Induction of labour at 39 weeks
Last month, US researchers found that caesarean section was less frequent in women who had an elective induction at 39 weeks. Sophie Windsor discusses the results
In January 2018, researchers from the Biostatistics Center at George Washington University presented an abstract from the results of A Randomized Trial of Induction Versus Expectant Management (ARRIVE) at the Society for Maternal-Fetal Medicine in the US (Grobman, 2018). The study found that caesarean section was less frequent in women who had an elective induction at 39 weeks (n=569; 18.6%) compared with those who had expectant management (n=673; 22.2%) (risk ratio=0.84% CI 0.76–0.93%).
The aim of this study was to test the hypothesis that elective induction of labour at 39 weeks compared with expectant management among low-risk primiparous women reduced the risk of perinatal mortality and neonatal morbidity.
The researchers concluded that inducing labour at 39 weeks in low-risk primiparous women resulted in a lower instance of birth by caesarean section. They also concluded that there was no significant change in the frequency of a range of adverse perinatal outcomes, such as perinatal death, infection and hypoxic ischaemic encepalophathy.
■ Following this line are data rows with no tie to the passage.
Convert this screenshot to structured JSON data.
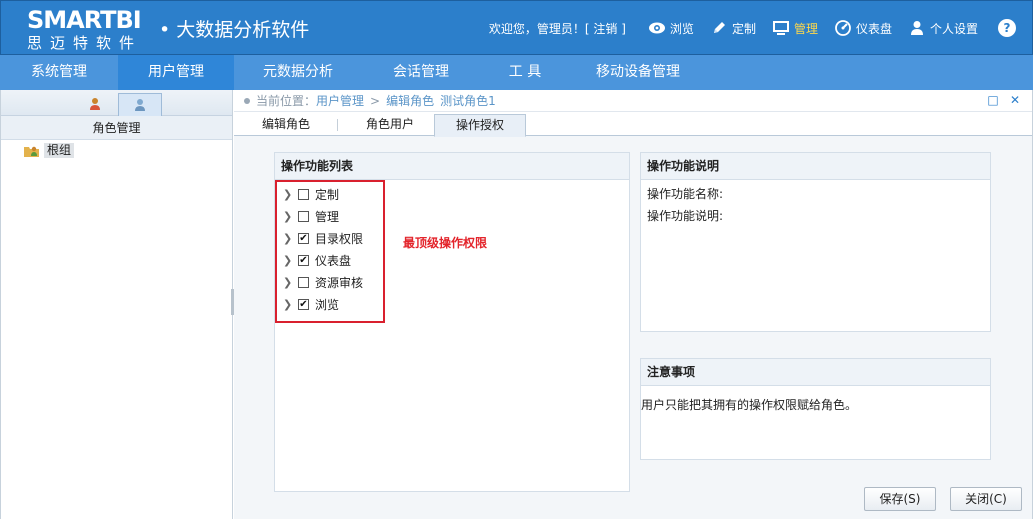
{
  "header": {
    "brand": "SMARTBI",
    "brand_sub": "思迈特软件",
    "app_title": "• 大数据分析软件",
    "welcome": "欢迎您，管理员！[ 注销 ]",
    "links": [
      {
        "label": "浏览",
        "icon": "eye-icon"
      },
      {
        "label": "定制",
        "icon": "pencil-icon"
      },
      {
        "label": "管理",
        "icon": "monitor-icon",
        "active": true
      },
      {
        "label": "仪表盘",
        "icon": "gauge-icon"
      },
      {
        "label": "个人设置",
        "icon": "user-icon"
      }
    ],
    "help": "?"
  },
  "nav": {
    "items": [
      "系统管理",
      "用户管理",
      "元数据分析",
      "会话管理",
      "工 具",
      "移动设备管理"
    ],
    "active_index": 1
  },
  "left": {
    "header": "角色管理",
    "tree_root": "根组"
  },
  "breadcrumb": {
    "label": "当前位置：",
    "items": [
      "用户管理",
      "编辑角色",
      "测试角色1"
    ]
  },
  "tabs": [
    "编辑角色",
    "角色用户",
    "操作授权"
  ],
  "active_tab": 2,
  "func_panel": {
    "title": "操作功能列表",
    "items": [
      {
        "label": "定制",
        "checked": false
      },
      {
        "label": "管理",
        "checked": false
      },
      {
        "label": "目录权限",
        "checked": true
      },
      {
        "label": "仪表盘",
        "checked": true
      },
      {
        "label": "资源审核",
        "checked": false
      },
      {
        "label": "浏览",
        "checked": true
      }
    ],
    "annotation": "最顶级操作权限"
  },
  "desc_panel": {
    "title": "操作功能说明",
    "name_label": "操作功能名称:",
    "desc_label": "操作功能说明:"
  },
  "notes_panel": {
    "title": "注意事项",
    "text": "用户只能把其拥有的操作权限赋给角色。"
  },
  "buttons": {
    "save": "保存(S)",
    "close": "关闭(C)"
  },
  "colors": {
    "header_bg": "#2c7fcb",
    "nav_bg": "#4b95dc",
    "nav_active": "#2f86d8",
    "annotation_red": "#e3242b",
    "active_link": "#ffd84a"
  }
}
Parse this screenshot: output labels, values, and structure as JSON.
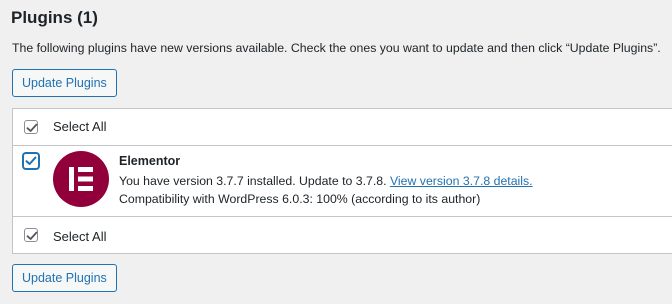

Register now to continue reading
Thank you for visiting British Journal of Midwifery and reading some of our peer-reviewed resources for midwives. To read more, please register today. You’ll enjoy the following great benefits:
Limited access to our clinical or professional articles
New content and clinical newsletter updates each month